“Whistle blowing means calling attention to wrongdoing that is occurring within an organization. ”(Nadler and Schulman 2006) Halliburton is still under investigation by the FBI. Perhaps the negative publicity and the case caused the contract to be divided with Halliburton winning one of the parts in a public bid. The underlying secondary issues include exposing potentially fraudulent business activities, financial irresponsibility, and illegally profiting from public funding. The government employee wrote and spoke to superiors about the activities.
The government employee sought legal counsel upon deciding to go public with their disclosure. Finally, both made their testimonies to the proper investigating bodies including the FBI, the U. S. House of Representatives Committees on Government Reform and Energy and Commerce. For their troubles, the government employee and Halliburton/KBR procurement employee were forced into a whistle-blowers protection program.

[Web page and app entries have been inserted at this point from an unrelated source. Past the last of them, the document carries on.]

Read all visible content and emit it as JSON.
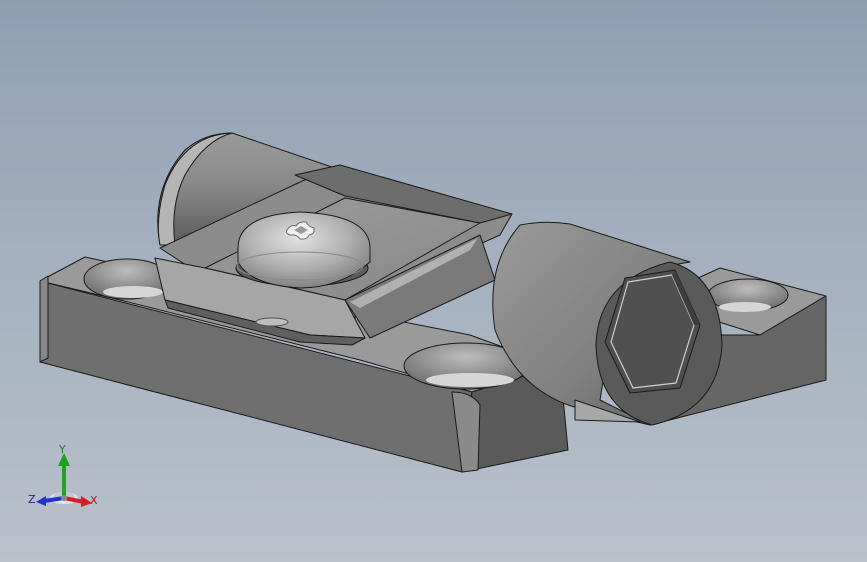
{
  "triad": {
    "x_label": "X",
    "y_label": "Y",
    "z_label": "Z",
    "x_color": "#d42020",
    "y_color": "#1fa21f",
    "z_color": "#2233cc"
  },
  "colors": {
    "background_top": "#8f9fb3",
    "background_bottom": "#b9c1cb",
    "model_base": "#6e6e6e",
    "model_edge": "#1a1a1a"
  }
}
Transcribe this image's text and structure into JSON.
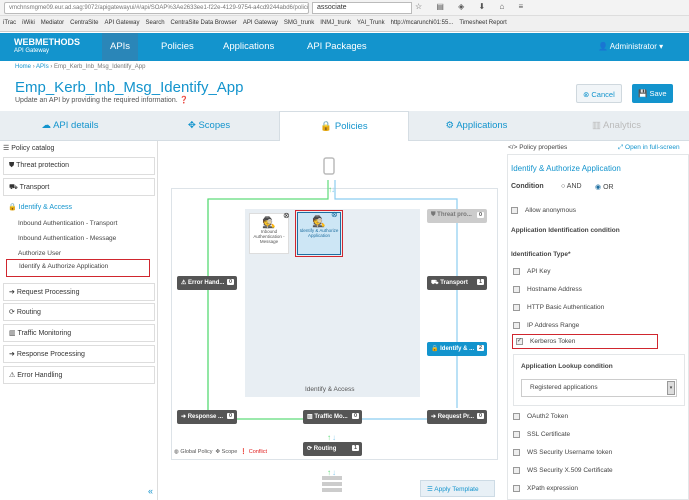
{
  "browser": {
    "url": "vmchnsmgme09.eur.ad.sag:9072/apigatewayui/#/api/SOAP%3Ae2633ee1-f22e-4129-9754-a4cd9244abd6/policies",
    "search": "associate",
    "bookmarks": [
      "iTrac",
      "iWiki",
      "Mediator",
      "CentraSite",
      "API Gateway",
      "Search",
      "CentraSite Data Browser",
      "API Gateway",
      "SMG_trunk",
      "INMJ_trunk",
      "YAI_Trunk",
      "http://mcarunchi01:55...",
      "Timesheet Report"
    ]
  },
  "header": {
    "brand": "WEBMETHODS",
    "brand_sub": "API Gateway",
    "nav": [
      "APIs",
      "Policies",
      "Applications",
      "API Packages"
    ],
    "user": "Administrator"
  },
  "breadcrumb": [
    "Home",
    "APIs",
    "Emp_Kerb_Inb_Msg_Identify_App"
  ],
  "page": {
    "title": "Emp_Kerb_Inb_Msg_Identify_App",
    "subtitle": "Update an API by providing the required information.",
    "cancel": "Cancel",
    "save": "Save"
  },
  "tabs": [
    "API details",
    "Scopes",
    "Policies",
    "Applications",
    "Analytics"
  ],
  "catalog": {
    "title": "Policy catalog",
    "items": [
      "Threat protection",
      "Transport",
      "Identify & Access",
      "Request Processing",
      "Routing",
      "Traffic Monitoring",
      "Response Processing",
      "Error Handling"
    ],
    "sub_items": [
      "Inbound Authentication - Transport",
      "Inbound Authentication - Message",
      "Authorize User",
      "Identify & Authorize Application"
    ]
  },
  "flow": {
    "nodes": {
      "threat": {
        "label": "Threat pro...",
        "count": "0"
      },
      "transport": {
        "label": "Transport",
        "count": "1"
      },
      "identify": {
        "label": "Identify & ...",
        "count": "2"
      },
      "request": {
        "label": "Request Pr...",
        "count": "0"
      },
      "traffic": {
        "label": "Traffic Mo...",
        "count": "0"
      },
      "response": {
        "label": "Response ...",
        "count": "0"
      },
      "error": {
        "label": "Error Hand...",
        "count": "0"
      },
      "routing": {
        "label": "Routing",
        "count": "1"
      }
    },
    "stage_label": "Identify & Access",
    "card1": "Inbound Authentication - Message",
    "card2": "Identify & Authorize Application",
    "legend": [
      "Global Policy",
      "Scope",
      "Conflict"
    ],
    "apply_template": "Apply Template"
  },
  "props": {
    "title": "Policy properties",
    "fullscreen": "Open in full-screen",
    "policy_name": "Identify & Authorize Application",
    "condition_label": "Condition",
    "and": "AND",
    "or": "OR",
    "allow_anon": "Allow anonymous",
    "app_id_cond": "Application Identification condition",
    "id_type": "Identification Type*",
    "types": [
      "API Key",
      "Hostname Address",
      "HTTP Basic Authentication",
      "IP Address Range",
      "Kerberos Token"
    ],
    "lookup_label": "Application Lookup condition",
    "lookup_value": "Registered applications",
    "types2": [
      "OAuth2 Token",
      "SSL Certificate",
      "WS Security Username token",
      "WS Security X.509 Certificate",
      "XPath expression"
    ]
  }
}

Conclusion In the public sector, whistle blowers are often faced with the dilemma that their choice to disclose can constitute a criminal act.

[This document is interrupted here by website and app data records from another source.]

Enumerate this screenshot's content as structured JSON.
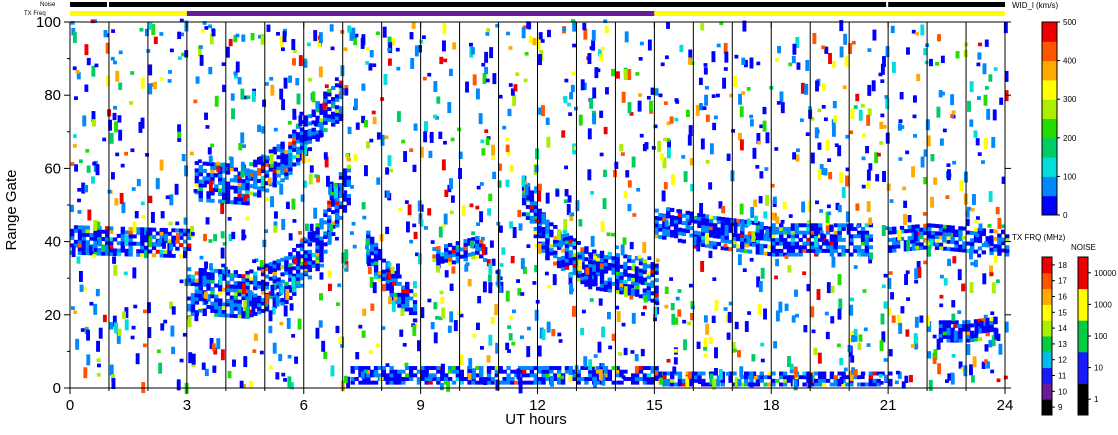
{
  "chart_data": {
    "type": "heatmap",
    "xlabel": "UT hours",
    "ylabel": "Range Gate",
    "xlim": [
      0,
      24
    ],
    "ylim": [
      0,
      100
    ],
    "x_ticks": [
      "0",
      "3",
      "6",
      "9",
      "12",
      "15",
      "18",
      "21",
      "24"
    ],
    "y_ticks": [
      "0",
      "20",
      "40",
      "60",
      "80",
      "100"
    ],
    "top_bar_labels": {
      "noise": "Noise",
      "txfreq": "TX Freq"
    },
    "noise_bar": {
      "color": "#000000",
      "gaps_hours": [
        0.95,
        20.95
      ]
    },
    "txfreq_bar": [
      {
        "start": 0,
        "end": 3,
        "color": "#ffff00"
      },
      {
        "start": 3,
        "end": 15,
        "color": "#6a1b9a"
      },
      {
        "start": 15,
        "end": 24,
        "color": "#ffff00"
      }
    ],
    "scan_lines_hours": [
      1,
      2,
      3,
      4,
      5,
      6,
      7,
      8,
      9,
      10,
      11,
      12,
      13,
      14,
      15,
      16,
      17,
      18,
      19,
      20,
      21,
      22,
      23
    ],
    "features": [
      {
        "name": "band",
        "points": [
          [
            0,
            40
          ],
          [
            3,
            39
          ]
        ],
        "width": 7
      },
      {
        "name": "band",
        "points": [
          [
            3,
            26
          ],
          [
            4.5,
            25
          ],
          [
            5.5,
            29
          ],
          [
            6.3,
            38
          ],
          [
            6.8,
            50
          ],
          [
            7.1,
            56
          ]
        ],
        "width": 12
      },
      {
        "name": "band",
        "points": [
          [
            3.2,
            56
          ],
          [
            4.5,
            55
          ],
          [
            5.5,
            62
          ],
          [
            6.5,
            75
          ],
          [
            6.9,
            78
          ]
        ],
        "width": 10
      },
      {
        "name": "band",
        "points": [
          [
            7.6,
            38
          ],
          [
            8.2,
            28
          ],
          [
            8.8,
            22
          ]
        ],
        "width": 8
      },
      {
        "name": "band",
        "points": [
          [
            9.3,
            35
          ],
          [
            10.4,
            38
          ],
          [
            10.6,
            36
          ]
        ],
        "width": 5
      },
      {
        "name": "band",
        "points": [
          [
            11.6,
            52
          ],
          [
            12.2,
            40
          ],
          [
            13.3,
            32
          ],
          [
            14.5,
            30
          ],
          [
            15,
            28
          ]
        ],
        "width": 10
      },
      {
        "name": "band",
        "points": [
          [
            15,
            45
          ],
          [
            16.5,
            42
          ],
          [
            18,
            40
          ],
          [
            20.5,
            40
          ]
        ],
        "width": 8
      },
      {
        "name": "band",
        "points": [
          [
            21,
            40
          ],
          [
            22,
            41
          ],
          [
            24,
            39
          ]
        ],
        "width": 6
      },
      {
        "name": "band",
        "points": [
          [
            22.3,
            15
          ],
          [
            23,
            15
          ],
          [
            23.7,
            16
          ]
        ],
        "width": 5
      },
      {
        "name": "band",
        "points": [
          [
            7.2,
            3
          ],
          [
            15,
            3
          ]
        ],
        "width": 4
      },
      {
        "name": "band",
        "points": [
          [
            15,
            2
          ],
          [
            21,
            2
          ]
        ],
        "width": 3
      }
    ],
    "colorbars": [
      {
        "title": "WID_l  (km/s)",
        "ticks": [
          "0",
          "100",
          "200",
          "300",
          "400",
          "500"
        ],
        "continuous": true,
        "colors": [
          "#0000ff",
          "#0088ff",
          "#00dddd",
          "#00cc66",
          "#22dd00",
          "#aaee00",
          "#ffff00",
          "#ffaa00",
          "#ff5500",
          "#ee0000"
        ]
      },
      {
        "title": "TX FRQ (MHz)",
        "ticks": [
          "9",
          "10",
          "11",
          "12",
          "13",
          "14",
          "15",
          "16",
          "17",
          "18"
        ],
        "colors": [
          "#000000",
          "#6a1b9a",
          "#1a1aff",
          "#00bbee",
          "#00cc44",
          "#aaee00",
          "#ffff00",
          "#ffaa00",
          "#ff5500",
          "#ee0000"
        ]
      },
      {
        "title": "NOISE",
        "ticks": [
          "1",
          "10",
          "100",
          "1000",
          "10000"
        ],
        "colors": [
          "#000000",
          "#1a1aff",
          "#00cc44",
          "#ffff00",
          "#ee0000"
        ]
      }
    ]
  }
}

In both cases these employees called attention to suspected activities within their organizations before going outside or public. Employees faced with this dilemma must identify the stakeholders and ethical issues that concern them, and then make calculated decision whether or not to disclose. The facts surrounding whether or not the U. S. government are unfairly awarding contracts will be an ongoing issue. Despite all the measures set forth to regulate the procurement of contracts, greed for money will play a critical factor for the people that have weak ethical character.
Whether you are the employee or employer being the standard bearer in ethical situations will earn the respect of others as well as keeping you out of big trouble.
Analysis: FBI investigates whether Pentagon officials committed fraud in their handling of a no-bid contract to a subsidiary of Halliburton before the Iraq War. (10:00-11:00 AM)(Broadcast transcript). (Oct 29, 2004). Morning Edition, p. NA. Retrieved February 08, 2009, from General OneFile via Gale. Donahue, J. (Nov-Dec 2005). Treading on the taxpayer. Multinational Monitor, 26, 11-12.p. 7(2).
Retrieved February 08, 2009, from General OneFile via Gale. Nadler, J. & Schulman, M. Whistle Blowing in the Public Sector. Santa Clara University Markkula Center for Applied Ethics. Retrieved February 9, 2008, from http://www. scu. edu/ethics/practicing/f ocusareas/government_ethics/introductio n/whistleblowing. html. Profile: US Army will allow bidding for contract work in Iraq initially given to Halliburton. (10:00-11:00 AM)(Broadcast transcript). (Sept 8, 2004). Morning Edition, p. NA. Retrieved February 08, 2009, from General OneFile via Gale.